“I can’t do this. I can’t do this. ICANTDOTHIS. This is crazy!” I had never been the adventurous or sporty child growing up and it was all too counterintuitive for me at the age of twenty-five to one, look at a wall and think, “yeah, I think I’ll climb that” and, two, put all of my trust on a single, thin rope. What if the rope snaps? What if the person on the other end belaying gets distracted? What if I’m just not cut out for this sport? After all, in the beginning, I was not even close to being physically and much less mentally prepared for what this sport demands. I have been climbing for almost a year and now while I trust the ropes and the belayer, I still ask myself the same tough questions I faced that first day on the wall: Who do I think I am? How did I get to this point? Do I want to continue though filled with much doubt?
Like many other Millennials, I am constantly asking myself the age-old question, “Who am I?” Am I a woman? Am I an American? Am I a Guatemalan? Am I a student? A daughter? A sister? A lover? A friend? My road to self-discovery had been a turbulent one during my college years trying to answer those questions but now as I try to maneuver past the crux of a problem, the better question of character rather than trivial details come to mind, “Who do I think I am?” Am I strong? Am I fearless? Persistent? Committed? Brave? The beauty of the climbing community is that everyone is incredibly over-the-moon supportive of one another and their answer to all my questions was, YES! With practice I have gotten mentally stronger where in times of doubt, it becomes easier to remind myself that the body achieves what the mind believes.
…It becomes easier to remind myself that the body achieves what the mind believes.

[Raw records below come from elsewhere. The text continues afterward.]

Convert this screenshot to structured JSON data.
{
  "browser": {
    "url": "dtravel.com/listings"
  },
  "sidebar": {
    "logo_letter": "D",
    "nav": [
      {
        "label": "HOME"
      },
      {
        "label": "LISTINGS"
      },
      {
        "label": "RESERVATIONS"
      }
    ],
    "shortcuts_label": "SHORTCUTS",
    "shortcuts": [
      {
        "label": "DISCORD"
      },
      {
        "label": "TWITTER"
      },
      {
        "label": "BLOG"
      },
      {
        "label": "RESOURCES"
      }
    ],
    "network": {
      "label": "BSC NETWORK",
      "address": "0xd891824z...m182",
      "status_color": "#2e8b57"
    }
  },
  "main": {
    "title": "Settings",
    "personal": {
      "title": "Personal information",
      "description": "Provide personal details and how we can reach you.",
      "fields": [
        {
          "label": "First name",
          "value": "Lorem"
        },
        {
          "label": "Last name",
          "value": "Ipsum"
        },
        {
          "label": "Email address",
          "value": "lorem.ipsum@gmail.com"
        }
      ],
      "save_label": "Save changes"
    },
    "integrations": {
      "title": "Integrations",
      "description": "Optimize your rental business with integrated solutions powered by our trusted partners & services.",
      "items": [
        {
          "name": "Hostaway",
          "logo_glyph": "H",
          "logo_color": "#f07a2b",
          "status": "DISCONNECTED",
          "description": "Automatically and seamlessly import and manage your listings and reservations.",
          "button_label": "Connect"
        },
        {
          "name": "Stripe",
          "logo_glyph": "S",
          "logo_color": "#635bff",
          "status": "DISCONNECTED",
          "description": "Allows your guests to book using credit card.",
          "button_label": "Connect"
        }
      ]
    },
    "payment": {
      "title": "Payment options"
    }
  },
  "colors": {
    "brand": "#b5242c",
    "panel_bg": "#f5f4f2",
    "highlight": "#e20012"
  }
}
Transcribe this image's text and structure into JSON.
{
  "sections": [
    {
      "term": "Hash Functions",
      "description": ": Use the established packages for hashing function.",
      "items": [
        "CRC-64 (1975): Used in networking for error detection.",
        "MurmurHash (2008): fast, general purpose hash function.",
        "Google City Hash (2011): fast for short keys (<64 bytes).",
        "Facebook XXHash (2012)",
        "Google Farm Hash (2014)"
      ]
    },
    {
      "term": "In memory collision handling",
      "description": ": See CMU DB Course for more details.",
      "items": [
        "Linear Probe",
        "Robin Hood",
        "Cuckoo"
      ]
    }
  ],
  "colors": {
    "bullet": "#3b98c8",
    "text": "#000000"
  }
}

There are moments though where no matter how hard I believe I can overcome a crux, it’s just doesn’t happen. Staring at the wall as I come off it I can only ask, “how did I get to this point? And do I want to continue though I’m filled with much doubt?” In the earlier points of my climbing experience it was a bad habit of mine to look around me and compare myself to others. “She’s better than me, she’s better than me, he’s better than me, those kids over there are better than me…” The list was endless and so was my anxiety about becoming a better climber. Better- I wanted, needed, had to become better. Why? Because I felt that everyone around me could see how little I was achieving. I had made my climbing about everyone else but me. That’s where I stayed for almost half a year and of course during that time I made no progress with my climbing. I just kept coming off the walls unsure of how I got to this point in my climbing where there was very little of it happening.
It’s not a race. That has always been the hardest concept for me to grasp and not because I want to be the better than everyone else but because I don’t want to get left behind. It’s not a race. That has always been the hardest concept for me to grasp because it has always been too easy for me to compare myself to others. It’s not a race. It’s not a race. It’s not a race. It’s about me. I need to climb for myself because nobody else will. I need to climb for myself because I am the only one who can make it happen. It was only with this shift in mentality that I was able to get past my early beginner’s plateau; but as I continue to make progress, I still ask myself the same tough questions I faced that first day on the wall. This is who I am now. This is how I got to this point. I will always continue, even in times where I am filled with much doubt.